  2. Disabled short query acceleration but cranked up the default queue concurrency to 50.

In the latter case, we were able to drop queue time for all queries to zero (with only one disk-based query over a test period of 20 minutes.) However, having done this we noticed that for cold-load dashboards, almost every query still goes through a compile time of 20-60 seconds (most over 45 seconds). Usually at least 60% of segments recompiled in these cases.

Here is a sample query (field names changed to hide our domain model) that took about 50 seconds to compile on first run:

COALESCE(snail.muscle_mass, 0) *(1000000 * 1.0)
) AS DECIMAL(38, 0)
) + CAST(
STRTOL(LEFT(MD5(CONVERT(VARCHAR, snail.snail_id)), 15), 16) AS DECIMAL(38, 0)
) * 1.0e8 + CAST(
STRTOL(RIGHT(MD5(CONVERT(VARCHAR, snail.snail_id)), 15), 16) AS DECIMAL(38, 0)
) - SUM(
STRTOL(LEFT(MD5(CONVERT(VARCHAR, snail.snail_id)), 15), 16) AS DECIMAL(38, 0)
) * 1.0e8 + CAST(
STRTOL(RIGHT(MD5(CONVERT(VARCHAR, snail.snail_id)), 15), 16) AS DECIMAL(38, 0)
) / CAST((1000000 * 1.0) AS DOUBLE PRECISION),
) AS "snail.total_muscle_mass_1"
FROM AS shell
INNER JOIN animals.snail AS snail ON shell.habitat_id = snail.habitat_id
and shell.snail_set_id = snail.snail_set_id
and shell.snail_id = snail.snail_id
INNER JOIN animals.snail_set AS snail_set ON shell.habitat_id = snail_set.habitat_id
and shell.snail_set_id = snail_set.snail_set_id
(snail_set.habitat_id > 0)
case when snail.snail_eyestalks = '' then 'No snail eyestalks' else snail.snail_eyestalks END
) LIKE '%'
AND (snail.family_group LIKE '%')
AND (snail.species_number LIKE '%')

a few updates to this reply.

I’ve written a detailed post on how to fix your slow Looker dashboards on Amazon Redshift.

3 Steps for Fixing Slow Looker Dashboards with Amazon Redshift

Then I’ve also prepared an in-depth write-up on how to configure your Amazon Redshift workload management (WLM):

4 Simple Steps To Set-up Your WLM in Amazon Redshift For Better Workload Scalability

Both posts together will give you detailed, step-by-step instructions on how to get fast dashboards and be confident to keep it that way as you add more users, queries, persistent derived tables, etc.

Hi Zach,

With a single-node cluster, you don’t have enough memory to go above 3-4 slots. By increasing the slot count, you’re increasing concurrency, but at the cost of memory. Each slot will have less memory, and that means your queries are falling back to disk.

That means two things:

  1. they are slower because they don’t execute in-memory

  2. they slow down the entire cluster because they use a lot of i/o

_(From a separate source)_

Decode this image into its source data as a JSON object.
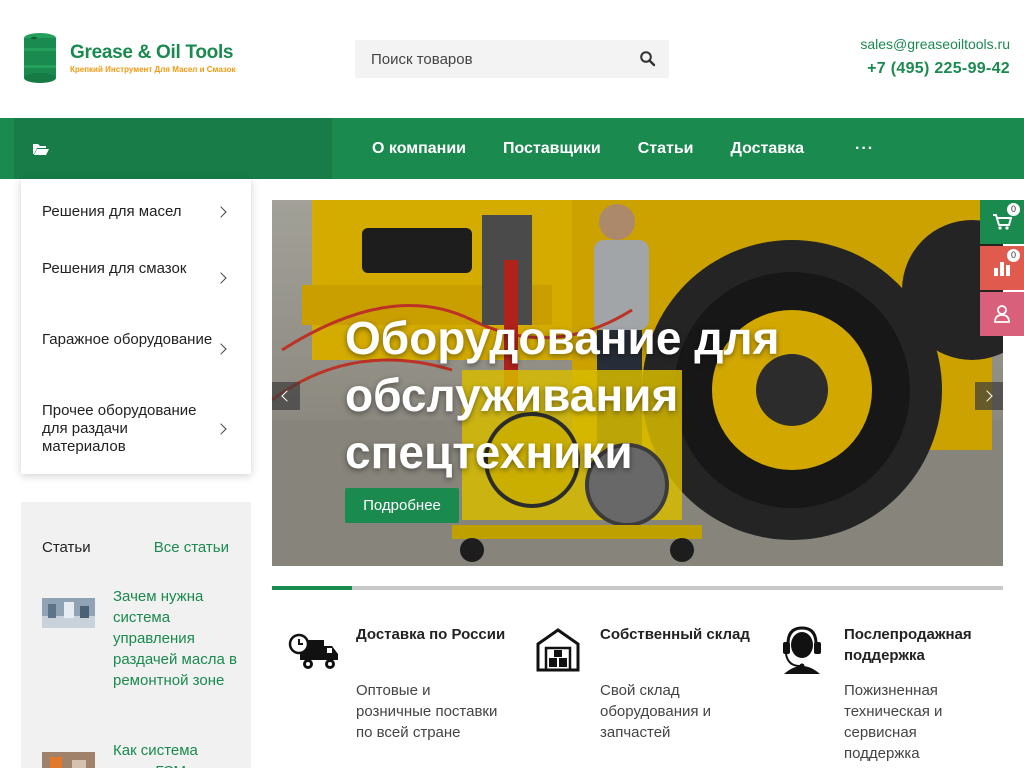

There’s nothing wrong going above a concurrency of 15. We have customers who run all 50 slots. Key is to have enough memory per slot when you do that, which is a function of your node count and node type.

Lars, I appreciate the continued feedback. I should mention that we have switched database providers and are no longer using Redshift.

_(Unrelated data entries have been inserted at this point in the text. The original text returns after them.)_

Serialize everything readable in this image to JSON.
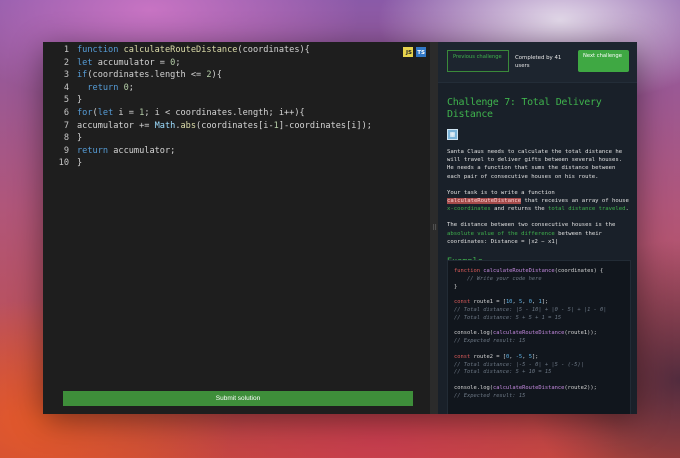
{
  "editor": {
    "lines": [
      {
        "n": "1",
        "t": "function calculateRouteDistance(coordinates){"
      },
      {
        "n": "2",
        "t": "let accumulator = 0;"
      },
      {
        "n": "3",
        "t": "if(coordinates.length <= 2){"
      },
      {
        "n": "4",
        "t": "  return 0;"
      },
      {
        "n": "5",
        "t": "}"
      },
      {
        "n": "6",
        "t": "for(let i = 1; i < coordinates.length; i++){"
      },
      {
        "n": "7",
        "t": "accumulator += Math.abs(coordinates[i-1]-coordinates[i]);"
      },
      {
        "n": "8",
        "t": "}"
      },
      {
        "n": "9",
        "t": "return accumulator;"
      },
      {
        "n": "10",
        "t": "}"
      }
    ],
    "badge_js": "JS",
    "badge_ts": "TS",
    "submit_label": "Submit solution"
  },
  "panel": {
    "prev_label": "Previous challenge",
    "completed_text": "Completed by 41 users",
    "next_label": "Next challenge",
    "title": "Challenge 7: Total Delivery Distance",
    "p1": "Santa Claus needs to calculate the total distance he will travel to deliver gifts between several houses. He needs a function that sums the distance between each pair of consecutive houses on his route.",
    "p2_a": "Your task is to write a function ",
    "p2_hl": "calculateRouteDistance",
    "p2_b": " that receives an array of house ",
    "p2_g1": "x-coordinates",
    "p2_c": " and returns the ",
    "p2_g2": "total distance traveled",
    "p2_d": ".",
    "p3_a": "The distance between two consecutive houses is the ",
    "p3_g": "absolute value of the difference",
    "p3_b": " between their coordinates: Distance = |x2 − x1|",
    "example_title": "Example",
    "example_lines": [
      "function calculateRouteDistance(coordinates) {",
      "    // Write your code here",
      "}",
      "",
      "const route1 = [10, 5, 0, 1];",
      "// Total distance: |5 - 10| + |0 - 5| + |1 - 0|",
      "// Total distance: 5 + 5 + 1 = 15",
      "",
      "console.log(calculateRouteDistance(route1));",
      "// Expected result: 15",
      "",
      "const route2 = [0, -5, 5];",
      "// Total distance: |-5 - 0| + |5 - (-5)|",
      "// Total distance: 5 + 10 = 15",
      "",
      "console.log(calculateRouteDistance(route2));",
      "// Expected result: 15"
    ]
  },
  "colors": {
    "accent": "#3fb24d",
    "submit": "#3e8e3a",
    "panel_bg": "#192029",
    "editor_bg": "#1e1e1e"
  }
}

Our diagnostic queries did not indicate that the WLM queue waits were the blocking issue; we did try increasing to the maximum number of slots and even then were not seeing too many disk-bound queries. We were, in short, able to lower queue times to zero. The problem always kept coming down to query compile time. We tried many things to improve it but ultimately could not lower compile times to a satisfactory level.

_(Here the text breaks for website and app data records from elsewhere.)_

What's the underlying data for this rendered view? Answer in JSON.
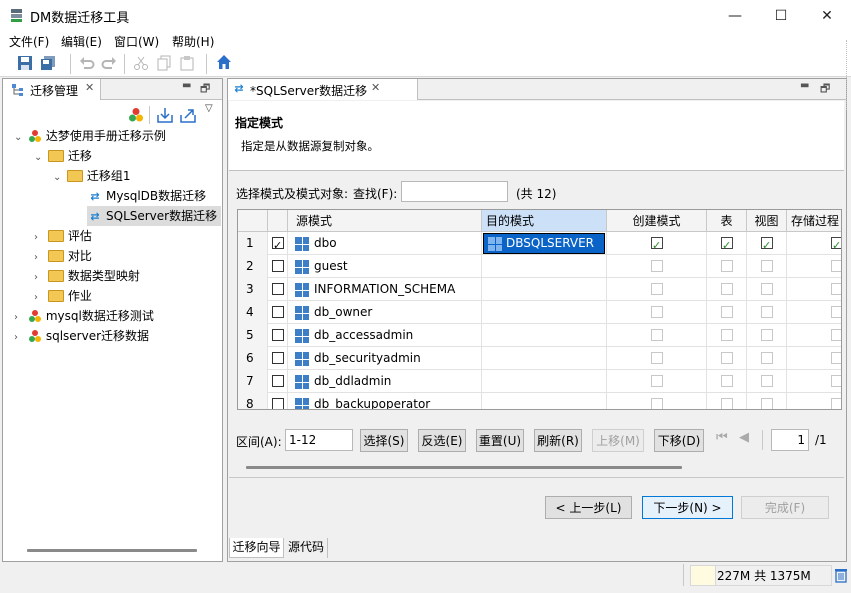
{
  "window": {
    "title": "DM数据迁移工具",
    "minimize": "—",
    "maximize": "☐",
    "close": "✕"
  },
  "menu": [
    "文件(F)",
    "编辑(E)",
    "窗口(W)",
    "帮助(H)"
  ],
  "left_view": {
    "tab_label": "迁移管理",
    "tree": [
      {
        "label": "达梦使用手册迁移示例"
      },
      {
        "label": "迁移"
      },
      {
        "label": "迁移组1"
      },
      {
        "label": "MysqlDB数据迁移"
      },
      {
        "label": "SQLServer数据迁移"
      },
      {
        "label": "评估"
      },
      {
        "label": "对比"
      },
      {
        "label": "数据类型映射"
      },
      {
        "label": "作业"
      },
      {
        "label": "mysql数据迁移测试"
      },
      {
        "label": "sqlserver迁移数据"
      }
    ]
  },
  "editor": {
    "tab_label": "*SQLServer数据迁移",
    "heading": "指定模式",
    "description": "指定是从数据源复制对象。",
    "select_label": "选择模式及模式对象:",
    "find_label": "查找(F):",
    "find_value": "",
    "count_text": "(共 12)",
    "columns": [
      "源模式",
      "目的模式",
      "创建模式",
      "表",
      "视图",
      "存储过程"
    ],
    "rows": [
      {
        "num": "1",
        "checked": true,
        "src": "dbo",
        "dest": "DBSQLSERVER",
        "create": true,
        "table": true,
        "view": true,
        "proc": true
      },
      {
        "num": "2",
        "checked": false,
        "src": "guest",
        "dest": "",
        "create": false,
        "table": false,
        "view": false,
        "proc": false
      },
      {
        "num": "3",
        "checked": false,
        "src": "INFORMATION_SCHEMA",
        "dest": "",
        "create": false,
        "table": false,
        "view": false,
        "proc": false
      },
      {
        "num": "4",
        "checked": false,
        "src": "db_owner",
        "dest": "",
        "create": false,
        "table": false,
        "view": false,
        "proc": false
      },
      {
        "num": "5",
        "checked": false,
        "src": "db_accessadmin",
        "dest": "",
        "create": false,
        "table": false,
        "view": false,
        "proc": false
      },
      {
        "num": "6",
        "checked": false,
        "src": "db_securityadmin",
        "dest": "",
        "create": false,
        "table": false,
        "view": false,
        "proc": false
      },
      {
        "num": "7",
        "checked": false,
        "src": "db_ddladmin",
        "dest": "",
        "create": false,
        "table": false,
        "view": false,
        "proc": false
      },
      {
        "num": "8",
        "checked": false,
        "src": "db_backupoperator",
        "dest": "",
        "create": false,
        "table": false,
        "view": false,
        "proc": false
      }
    ],
    "range_label": "区间(A):",
    "range_value": "1-12",
    "buttons": {
      "select": "选择(S)",
      "invert": "反选(E)",
      "reset": "重置(U)",
      "refresh": "刷新(R)",
      "move_up": "上移(M)",
      "move_down": "下移(D)"
    },
    "page_value": "1",
    "page_total": "/1",
    "prev_button": "< 上一步(L)",
    "next_button": "下一步(N) >",
    "finish_button": "完成(F)",
    "bottom_tabs": [
      "迁移向导",
      "源代码"
    ]
  },
  "status": {
    "memory": "227M 共 1375M"
  }
}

Yes, we have experienced this issue on our implementation as well. Our cluster has been scaled up to have 15 nodes at this point. Would love to know of any solutions to improve the performance.

If compile time is your issue as it seemed to be for us, then scaling to more nodes wouldn’t really help, since compilation only happens on the leader node.

Userlevel 2

hey zach, which database provider did you switch too and did this solve the problem? I’d be interested to know so i can do some research into the underlying differences of the providers

We shifted to Snowflake, which has a completely different cost model (pay-per-use serverless instead of paying for cluster uptime.) We’ve been able to make it work, and performance is vastly improved (as well, we have the option to improve it further by paying more per query.) Compile time doesn’t appear to be an issue with Snowflake.

Userlevel 2

ah i was thinking it would be that or Bigquery based on the issues you were having. The approach to compute and storage architecture is different from redshift.